Solar Energy: With no connection to the national grid, solar power proved to be pivotal during this time of crisis. It was particularly helpful in charging phones and ensuring connectivity not only locally but also globally. With the earthquake originating primarily in rural areas, and widespread destruction of villages and homes, the demand emerged not only for solar lamps, but also for solar systems to help charge phones to maintain connectivity. Small Solar Home Systems which are 10 watt solar systems that provide three light bulbs and two USB ports to charge devices, and operate for up to eight hours have been particularly in demand. A few organizations are also working towards developing solar generated community energy points, whereby up to 10 households can share a more powerful solar system.
Hydropower Damages: According to Independent Power Producers Association of Nepal and Nepal Electricity Authority, the earthquake triggered rockfall and landslides in various areas which damaged up to 23 hydropower projects with an installed capacity of up to 176.88 MW, which acts as a significant blow to the country’s power generation capacities. Of the projects that sustained damages, eight with an installed capacity of 41.86 MW have resumed operations after repairs. While certain projects can be brought into operation after some maintenance work, others require more intensive repair.
Increased Costs: The damage to operational hydropower plants as well as projects under development has shaken investor confidence, as these projects have had to suspend power generation thereby losing its income sources until repair and maintenance is concluded. This makes it difficult to pay back bank installments. The cost of new hydropower projects is now expected to rise with Nepal open to high natural calamity risk in addition to political risk. Additionally risk premium is likely to rise with investors and insurance agents getting more cautious.
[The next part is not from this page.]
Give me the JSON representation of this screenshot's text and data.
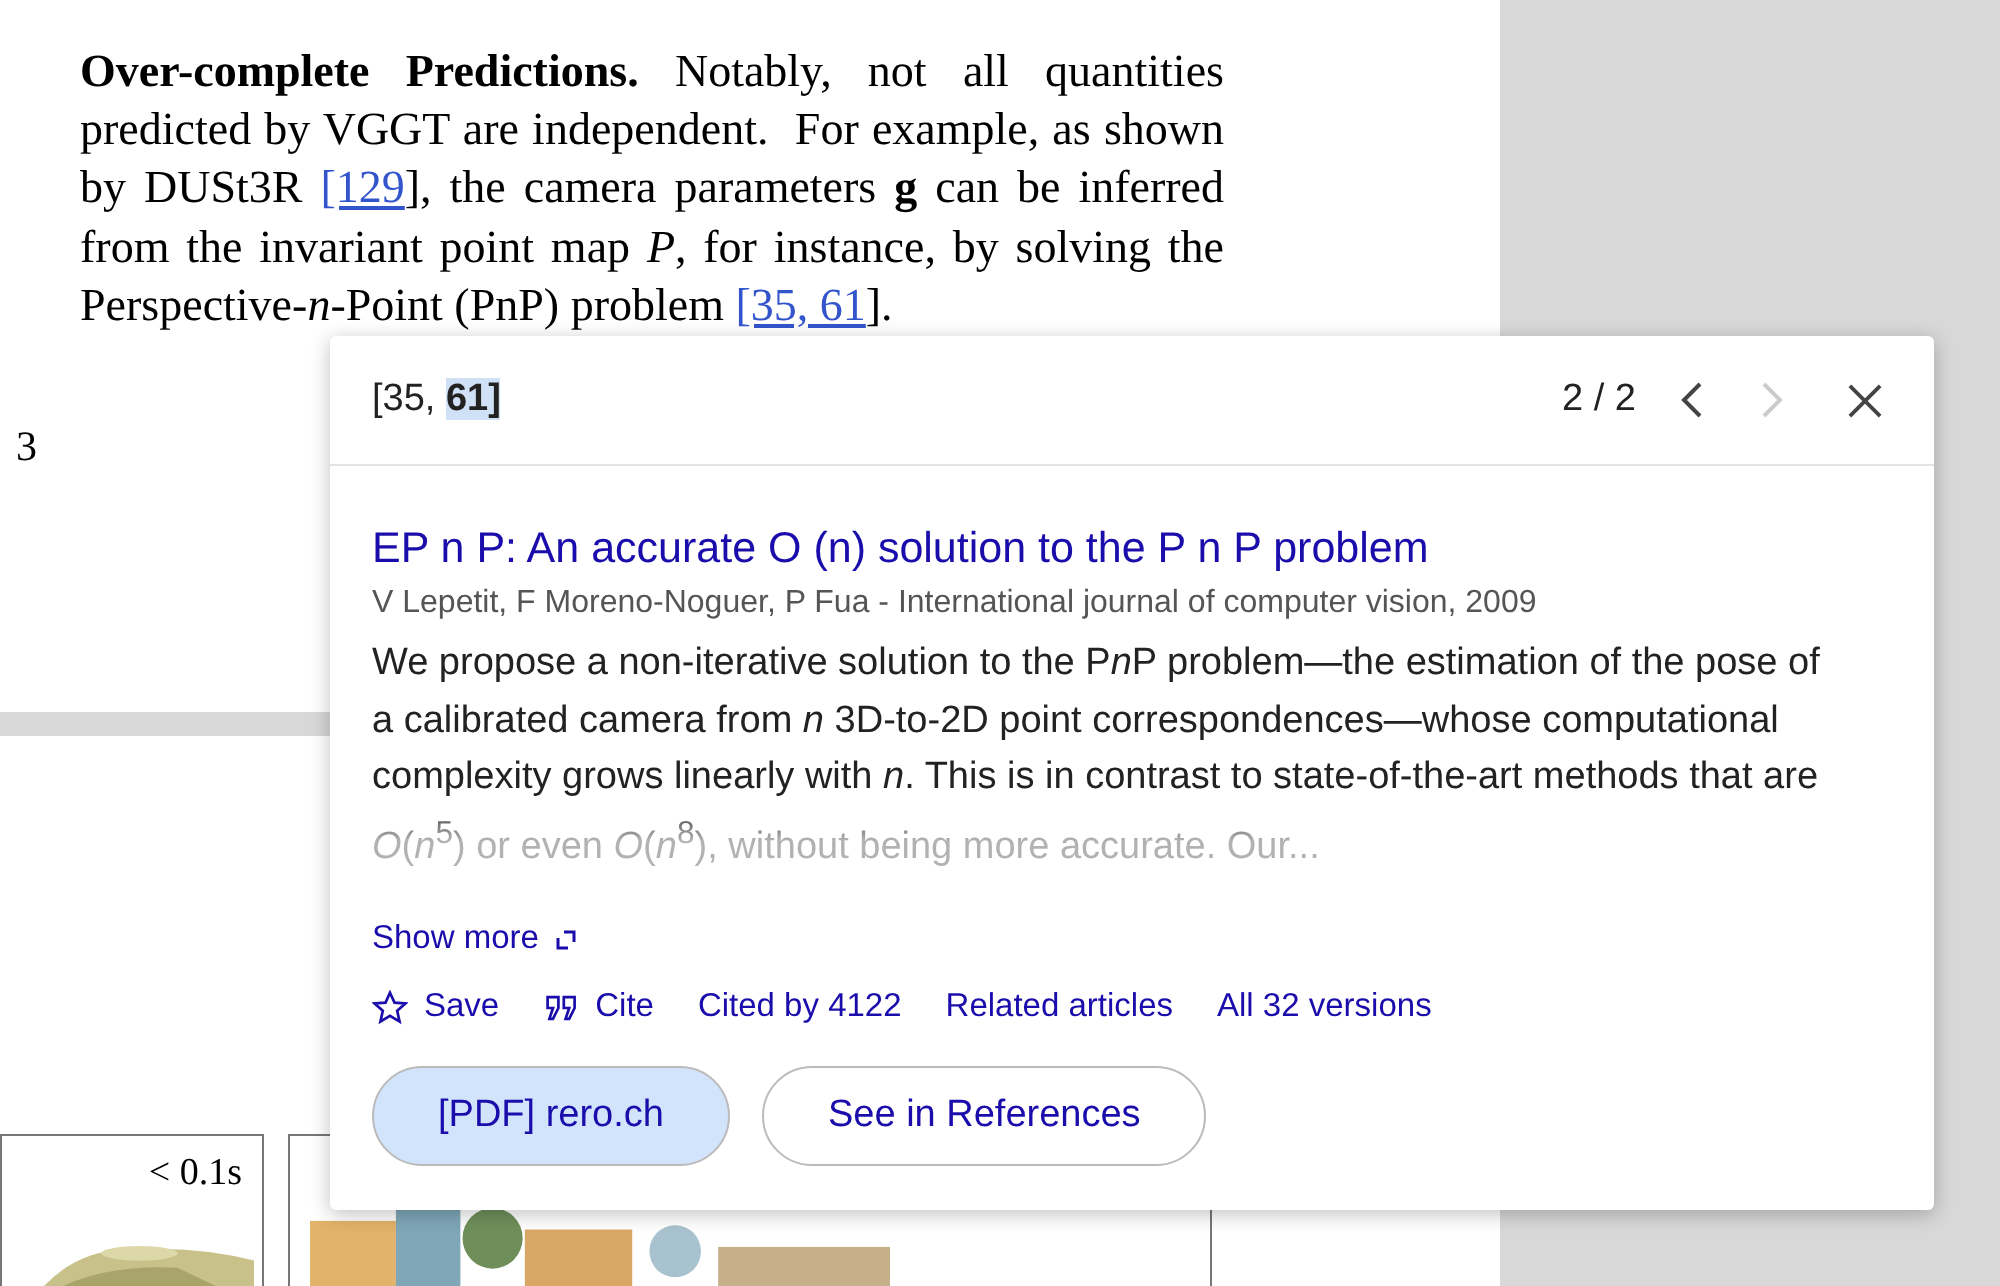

Outlook: The damages sustained by the energy sector is likely to hamper rebuilding efforts, and increases in cost of energy is also unlikely to help. Areas such as Sindhupalchowk, where transmission lines have been cut off will be particularly affected. The use of interim diesel plants for the reconstruction process. Meanwhile, geological studies and surveys which are currently constrained only to licensed areas of hydropower development also need to be expanded.